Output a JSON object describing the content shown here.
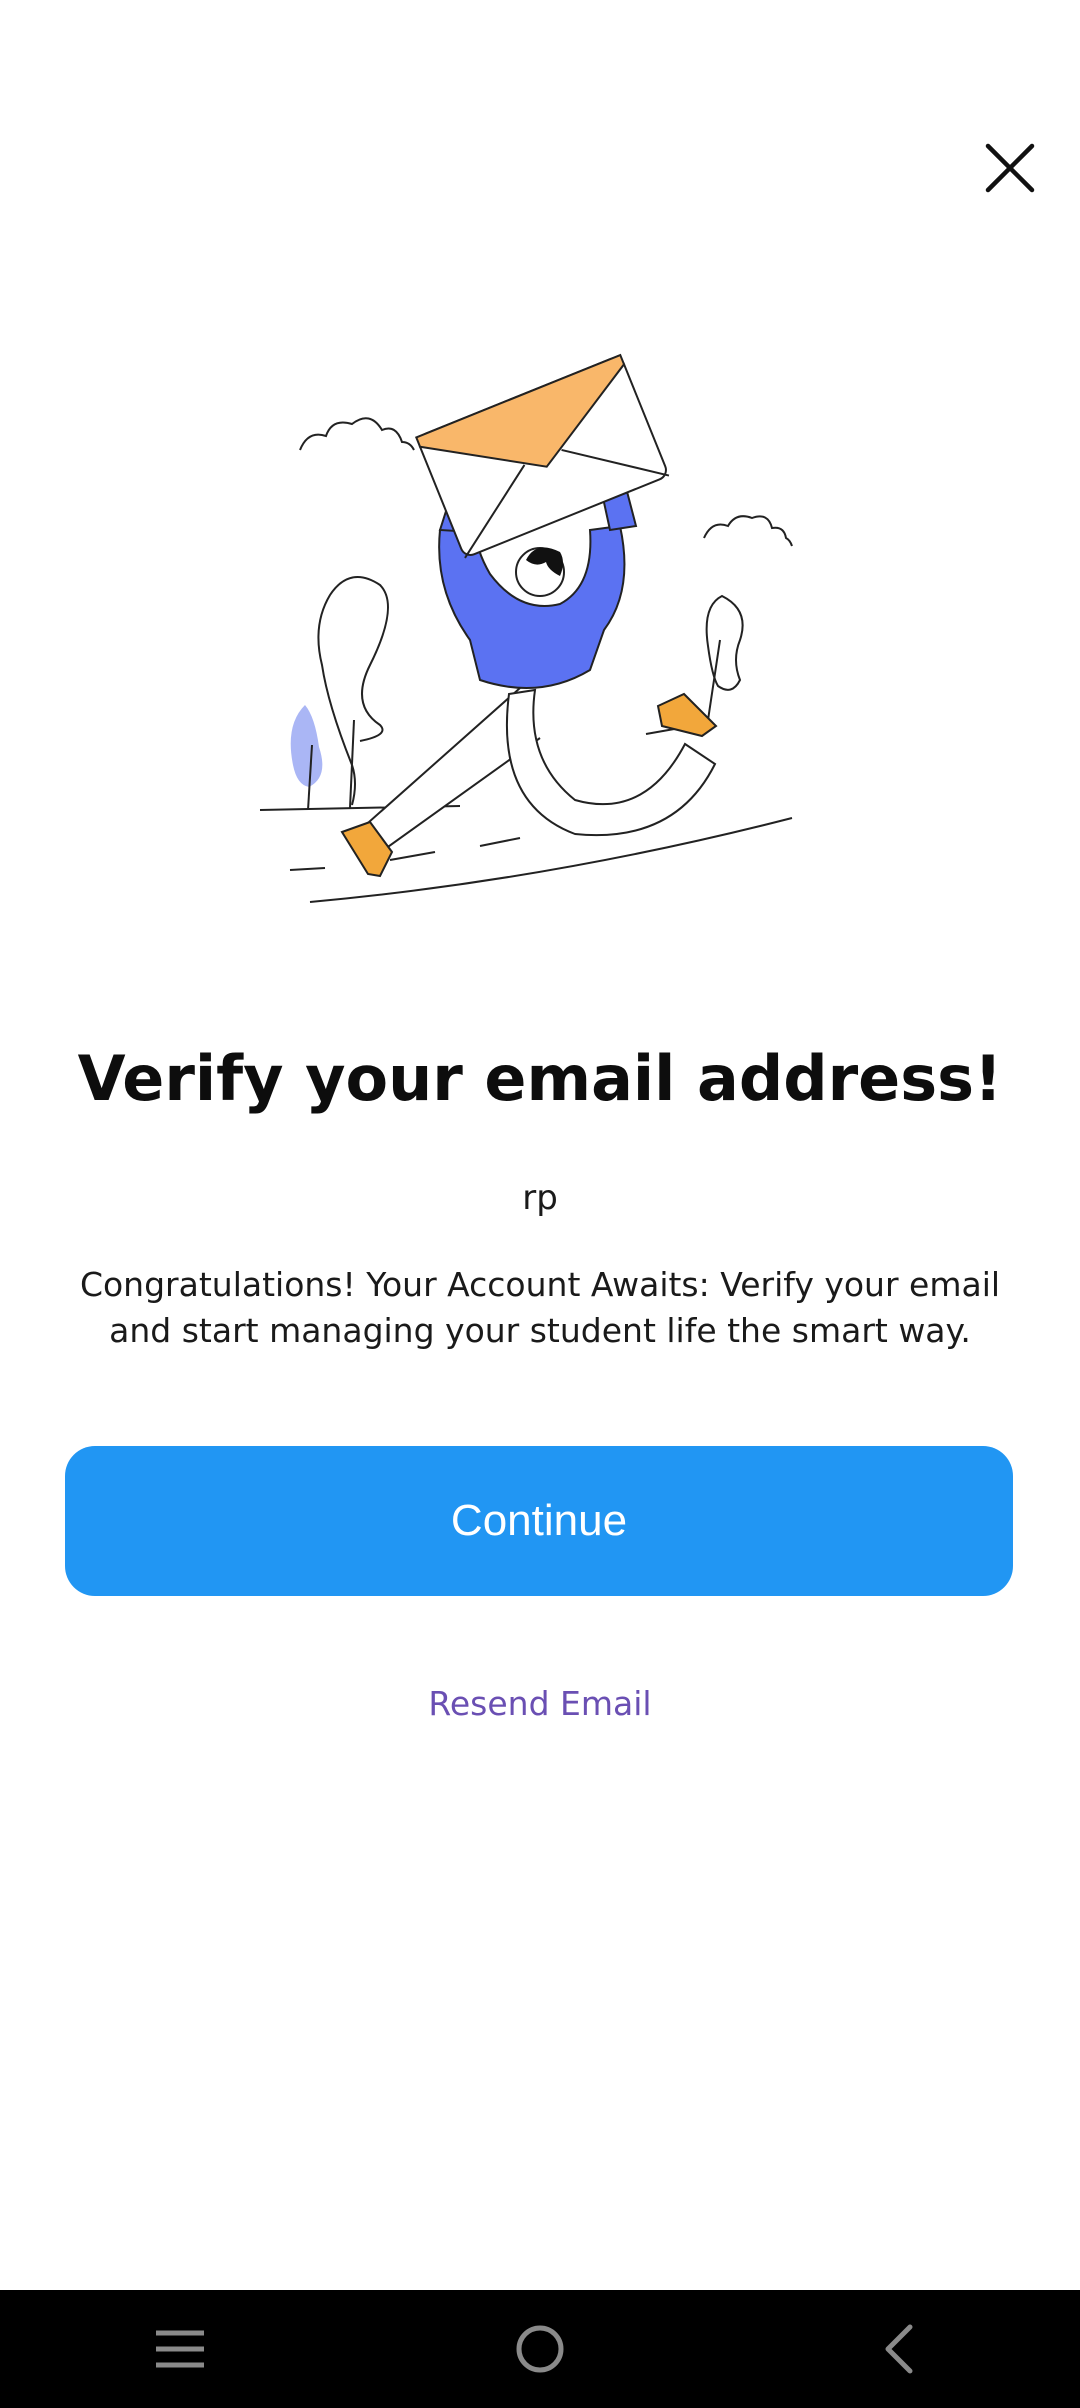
{
  "dialog": {
    "close_icon": "close-icon",
    "title": "Verify your email address!",
    "user_name": "rp",
    "description": "Congratulations! Your Account Awaits: Verify your email and start managing your student life the smart way.",
    "continue_label": "Continue",
    "resend_label": "Resend Email"
  },
  "colors": {
    "primary_button": "#2196f3",
    "link": "#6a4fb3",
    "envelope": "#f9b76a",
    "shirt": "#5b72f2",
    "shoes": "#f2a73b",
    "nav_bar": "#000000"
  },
  "nav": {
    "items": [
      {
        "icon": "recent-apps-icon"
      },
      {
        "icon": "home-icon"
      },
      {
        "icon": "back-icon"
      }
    ]
  }
}
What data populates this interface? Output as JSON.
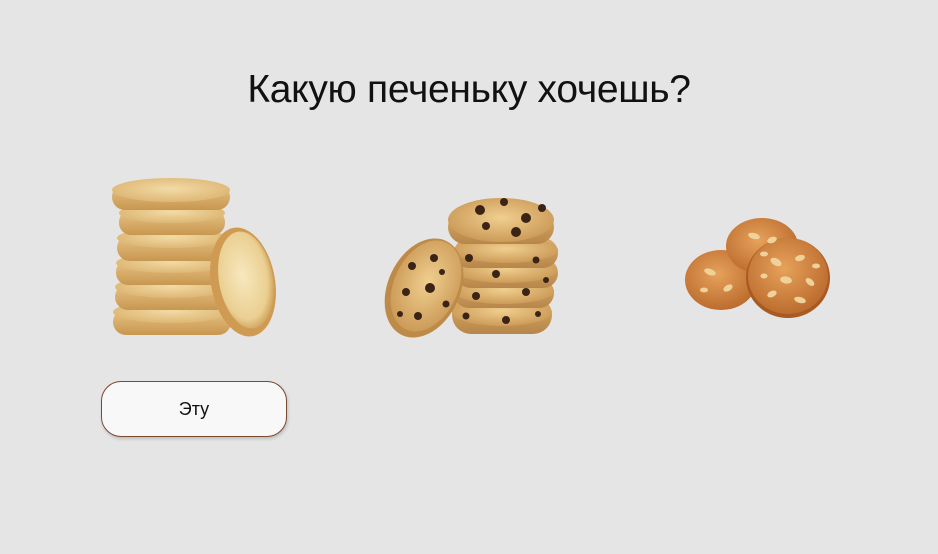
{
  "page": {
    "title": "Какую печеньку хочешь?"
  },
  "cookies": [
    {
      "icon": "shortbread-cookie-stack-icon"
    },
    {
      "icon": "chocolate-chip-cookie-stack-icon"
    },
    {
      "icon": "nut-cookie-icon"
    }
  ],
  "selection": {
    "button_label": "Эту"
  },
  "colors": {
    "background": "#e6e5e5",
    "button_border": "#7a4a30",
    "button_fill": "#f8f8f8",
    "text": "#111111"
  }
}
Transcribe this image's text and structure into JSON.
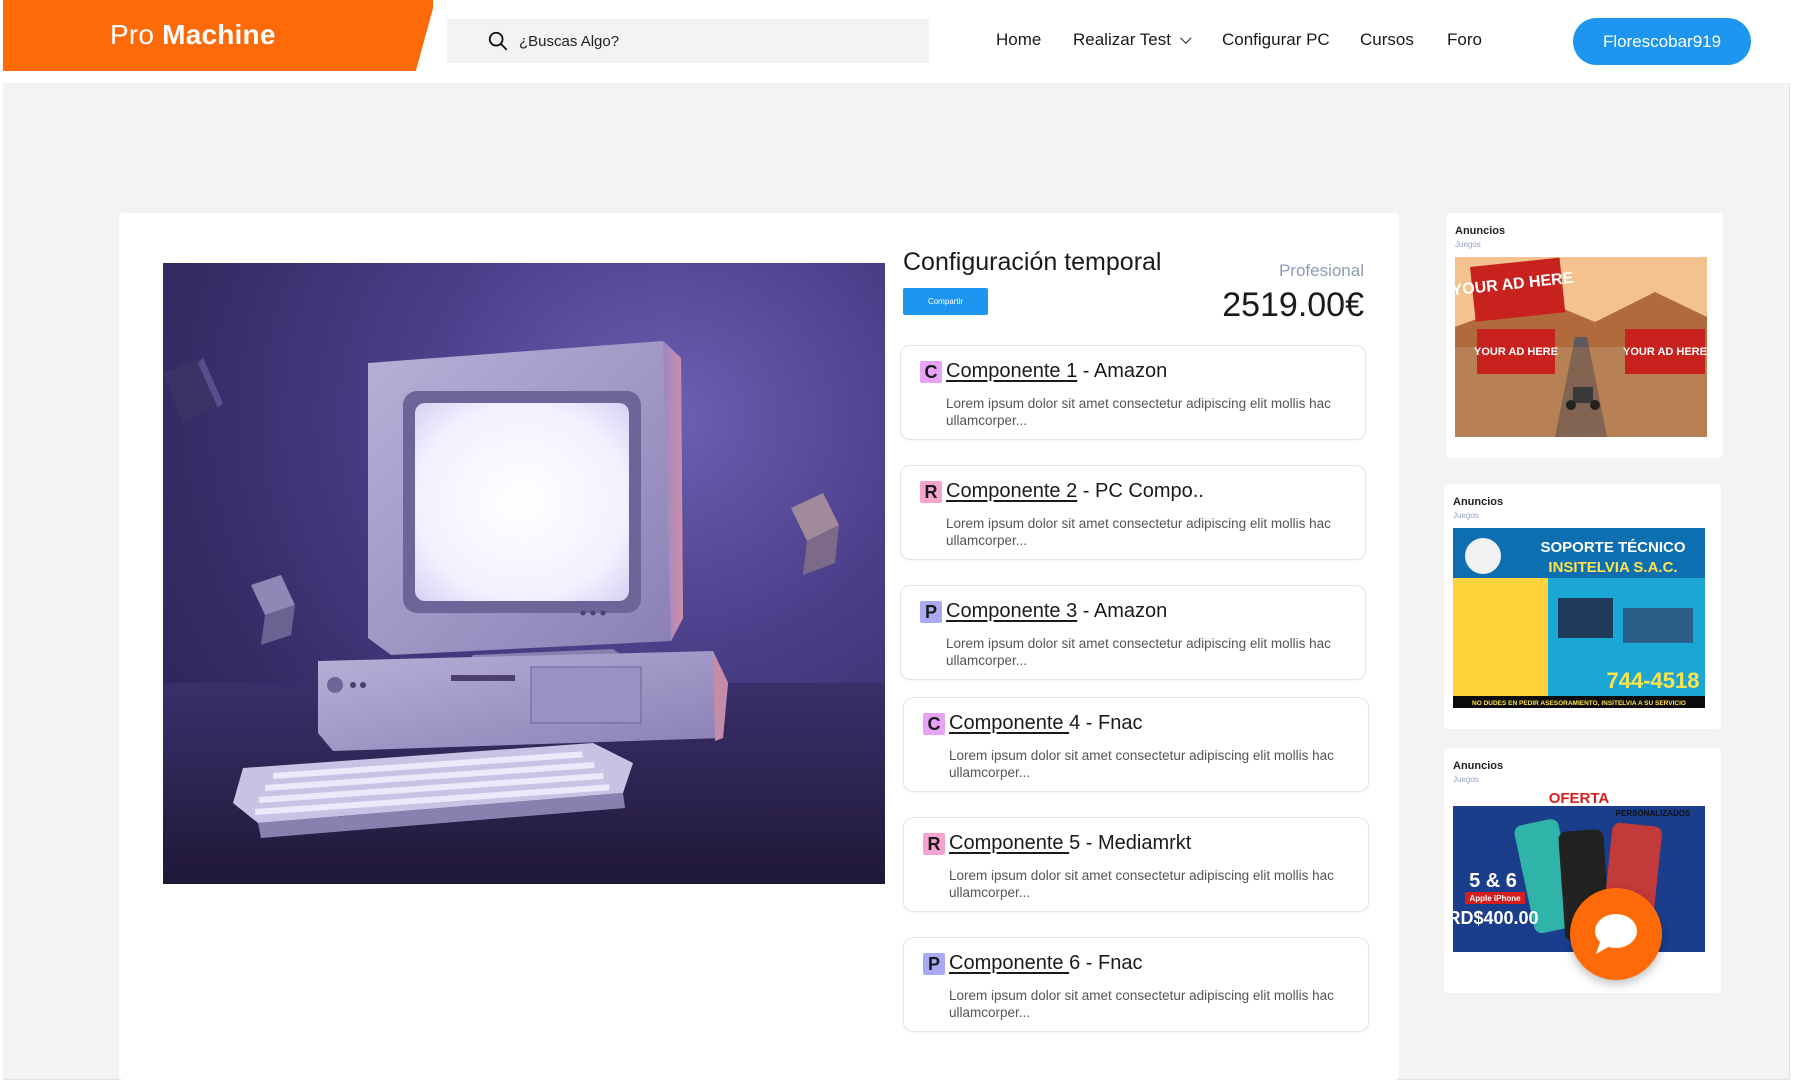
{
  "header": {
    "logo_light": "Pro",
    "logo_bold": "Machine",
    "search_placeholder": "¿Buscas Algo?",
    "nav": [
      "Home",
      "Realizar Test",
      "Configurar PC",
      "Cursos",
      "Foro"
    ],
    "user_label": "Florescobar919"
  },
  "config": {
    "title": "Configuración temporal",
    "share_label": "Compartir",
    "tier": "Profesional",
    "price": "2519.00€"
  },
  "components": [
    {
      "badge": "C",
      "badge_color": "#e7a3f5",
      "link": "Componente 1",
      "store": " - Amazon",
      "desc": "Lorem ipsum dolor sit amet consectetur adipiscing elit mollis hac ullamcorper..."
    },
    {
      "badge": "R",
      "badge_color": "#f5a3d0",
      "link": "Componente 2",
      "store": " - PC Compo..",
      "desc": "Lorem ipsum dolor sit amet consectetur adipiscing elit mollis hac ullamcorper..."
    },
    {
      "badge": "P",
      "badge_color": "#a9aaf2",
      "link": "Componente 3",
      "store": " - Amazon",
      "desc": "Lorem ipsum dolor sit amet consectetur adipiscing elit mollis hac ullamcorper..."
    },
    {
      "badge": "C",
      "badge_color": "#e7a3f5",
      "link": "Componente ",
      "store": "4 - Fnac",
      "desc": "Lorem ipsum dolor sit amet consectetur adipiscing elit mollis hac ullamcorper..."
    },
    {
      "badge": "R",
      "badge_color": "#f5a3d0",
      "link": "Componente ",
      "store": "5 - Mediamrkt",
      "desc": "Lorem ipsum dolor sit amet consectetur adipiscing elit mollis hac ullamcorper..."
    },
    {
      "badge": "P",
      "badge_color": "#a9aaf2",
      "link": "Componente ",
      "store": "6 - Fnac",
      "desc": "Lorem ipsum dolor sit amet consectetur adipiscing elit mollis hac ullamcorper..."
    }
  ],
  "ads": [
    {
      "title": "Anuncios",
      "sub": "Juegos",
      "image_text": [
        "YOUR AD HERE",
        "YOUR AD HERE",
        "YOUR AD HERE"
      ]
    },
    {
      "title": "Anuncios",
      "sub": "Juegos",
      "image_text": [
        "SOPORTE TÉCNICO",
        "INSITELVIA S.A.C.",
        "744-4518",
        "NO DUDES EN PEDIR ASESORAMIENTO, INSITELVIA A SU SERVICIO"
      ]
    },
    {
      "title": "Anuncios",
      "sub": "Juegos",
      "image_text": [
        "OFERTA",
        "PERSONALIZADOS",
        "5 & 6",
        "Apple iPhone",
        "RD$400.00"
      ]
    }
  ],
  "icons": {
    "search": "search-icon",
    "chevron": "chevron-down-icon",
    "chat": "chat-bubble-icon"
  },
  "colors": {
    "brand": "#ff6a08",
    "accent": "#1e96f0"
  }
}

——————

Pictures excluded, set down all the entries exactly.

Output a JSON object describing the content shown here.
{
  "dialog": {
    "close_icon": "close-icon",
    "title": "Verify your email address!",
    "user_name": "rp",
    "description": "Congratulations! Your Account Awaits: Verify your email and start managing your student life the smart way.",
    "continue_label": "Continue",
    "resend_label": "Resend Email"
  },
  "colors": {
    "primary_button": "#2196f3",
    "link": "#6a4fb3",
    "envelope": "#f9b76a",
    "shirt": "#5b72f2",
    "shoes": "#f2a73b",
    "nav_bar": "#000000"
  },
  "nav": {
    "items": [
      {
        "icon": "recent-apps-icon"
      },
      {
        "icon": "home-icon"
      },
      {
        "icon": "back-icon"
      }
    ]
  }
}
What data populates this interface? Output as JSON.
{
  "page": {
    "title": "Какую печеньку хочешь?"
  },
  "cookies": [
    {
      "icon": "shortbread-cookie-stack-icon"
    },
    {
      "icon": "chocolate-chip-cookie-stack-icon"
    },
    {
      "icon": "nut-cookie-icon"
    }
  ],
  "selection": {
    "button_label": "Эту"
  },
  "colors": {
    "background": "#e6e5e5",
    "button_border": "#7a4a30",
    "button_fill": "#f8f8f8",
    "text": "#111111"
  }
}
Transcribe this image's text and structure into JSON.
{
  "header": {
    "logo_light": "Pro",
    "logo_bold": "Machine",
    "search_placeholder": "¿Buscas Algo?",
    "nav": [
      "Home",
      "Realizar Test",
      "Configurar PC",
      "Cursos",
      "Foro"
    ],
    "user_label": "Florescobar919"
  },
  "config": {
    "title": "Configuración temporal",
    "share_label": "Compartir",
    "tier": "Profesional",
    "price": "2519.00€"
  },
  "components": [
    {
      "badge": "C",
      "badge_color": "#e7a3f5",
      "link": "Componente 1",
      "store": " - Amazon",
      "desc": "Lorem ipsum dolor sit amet consectetur adipiscing elit mollis hac ullamcorper..."
    },
    {
      "badge": "R",
      "badge_color": "#f5a3d0",
      "link": "Componente 2",
      "store": " - PC Compo..",
      "desc": "Lorem ipsum dolor sit amet consectetur adipiscing elit mollis hac ullamcorper..."
    },
    {
      "badge": "P",
      "badge_color": "#a9aaf2",
      "link": "Componente 3",
      "store": " - Amazon",
      "desc": "Lorem ipsum dolor sit amet consectetur adipiscing elit mollis hac ullamcorper..."
    },
    {
      "badge": "C",
      "badge_color": "#e7a3f5",
      "link": "Componente ",
      "store": "4 - Fnac",
      "desc": "Lorem ipsum dolor sit amet consectetur adipiscing elit mollis hac ullamcorper..."
    },
    {
      "badge": "R",
      "badge_color": "#f5a3d0",
      "link": "Componente ",
      "store": "5 - Mediamrkt",
      "desc": "Lorem ipsum dolor sit amet consectetur adipiscing elit mollis hac ullamcorper..."
    },
    {
      "badge": "P",
      "badge_color": "#a9aaf2",
      "link": "Componente ",
      "store": "6 - Fnac",
      "desc": "Lorem ipsum dolor sit amet consectetur adipiscing elit mollis hac ullamcorper..."
    }
  ],
  "ads": [
    {
      "title": "Anuncios",
      "sub": "Juegos",
      "image_text": [
        "YOUR AD HERE",
        "YOUR AD HERE",
        "YOUR AD HERE"
      ]
    },
    {
      "title": "Anuncios",
      "sub": "Juegos",
      "image_text": [
        "SOPORTE TÉCNICO",
        "INSITELVIA S.A.C.",
        "744-4518",
        "NO DUDES EN PEDIR ASESORAMIENTO, INSITELVIA A SU SERVICIO"
      ]
    },
    {
      "title": "Anuncios",
      "sub": "Juegos",
      "image_text": [
        "OFERTA",
        "PERSONALIZADOS",
        "5 & 6",
        "Apple iPhone",
        "RD$400.00"
      ]
    }
  ],
  "icons": {
    "search": "search-icon",
    "chevron": "chevron-down-icon",
    "chat": "chat-bubble-icon"
  },
  "colors": {
    "brand": "#ff6a08",
    "accent": "#1e96f0"
  }
}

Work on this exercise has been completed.